This week, TIME LightBox takes a deep look at the different types of photography produced in space, the tools used by astronauts and their robotic counterparts, the scientific and sociological implications of photos made by the space program, and how space photography fits into the pantheon of photography proper. Plus, we’ll show you some really breathtaking and, in some cases, rarely seen, images – because what is more breathtaking than photos from space?
Reid Wiseman is not the first astronaut to share photos from space with the Earth-bound public; nor is he the first astronaut to use social media to do so. He is part of a long line of intrepid space travelers – human and robot alike – who have made images in the final frontier and shared them with us back at home, from Buzz Aldrin’s photo of Neil Armstrong on the moon, to the Apollo 8 astronauts’ live Christmas eve television broadcast, to Chris Hadfield’s YouTube cover of Space Oddity, to Galileo, Voyagers I and II, and Curiosity Rover recording images from deeper parts of space.
Wiseman is, however, aboard the International Space Station at a moment when communication platforms available to astronauts are more instantaneous and visual than ever before.
Wiseman, a Baltimore native and former naval aviator, traveled into space on May 28, 2014 from Baikonour Cosmodrome in Kazakhstan. He had, up to that point, shared much of his training across Twitter and had begun experimenting with Vine; he continued to do so through the launch itself and then as he began his life on the International Space Station, which orbits the Earth in 90 minutes.

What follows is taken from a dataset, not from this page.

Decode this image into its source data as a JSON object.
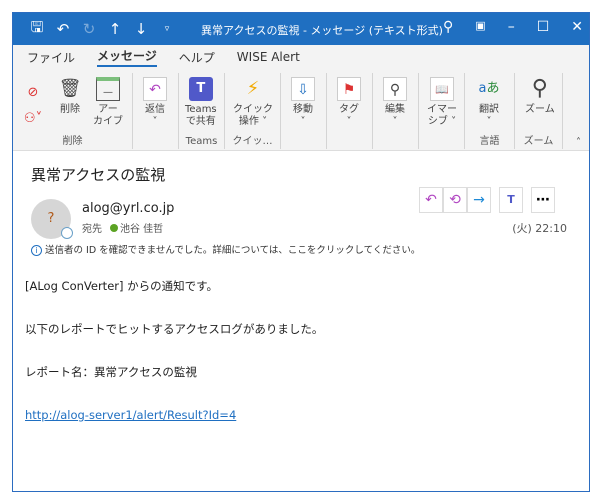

In a video chat with TIME’s Jeffrey Kluger on July 9th, Wiseman said of his social media presence, “I think the astronauts have always wanted to share their journey with as many people as possible. And I think Apollo, with the tools they had, they did a phenomenal job. We’re just lucky to live in this day where, when I take a photograph with a camera… we can email it straight into our Twitter feeds, and it just makes it so much easier to share this experience… It’s almost just become a little collateral duty of ours, so you don’t even think about it through the day, it’s so easy. But it’s appreciated and we really enjoy doing it.”
Part of Wiseman’s success on these platforms is his relatability – he’s struck a tone of constant awe and incredulity at his daily life on the space station that one wouldn’t expect from a highly trained and capable flight engineer. He’s also made his sharing extremely visual – he seems to send a constant stream of TwitPics and #SpaceVines to a growing following of over 150,000.
His steady social presence has both its supporters and detractors. Setting those opinions aside, he has found a way to create excitement around an expedition fraught with political tension using photography and video as a starting point for communication and for activating and engaging a wide, universal audience.
Mia Tramz is an Associate Photo Editor at Time.com. Follow her on Twitter @miatramz.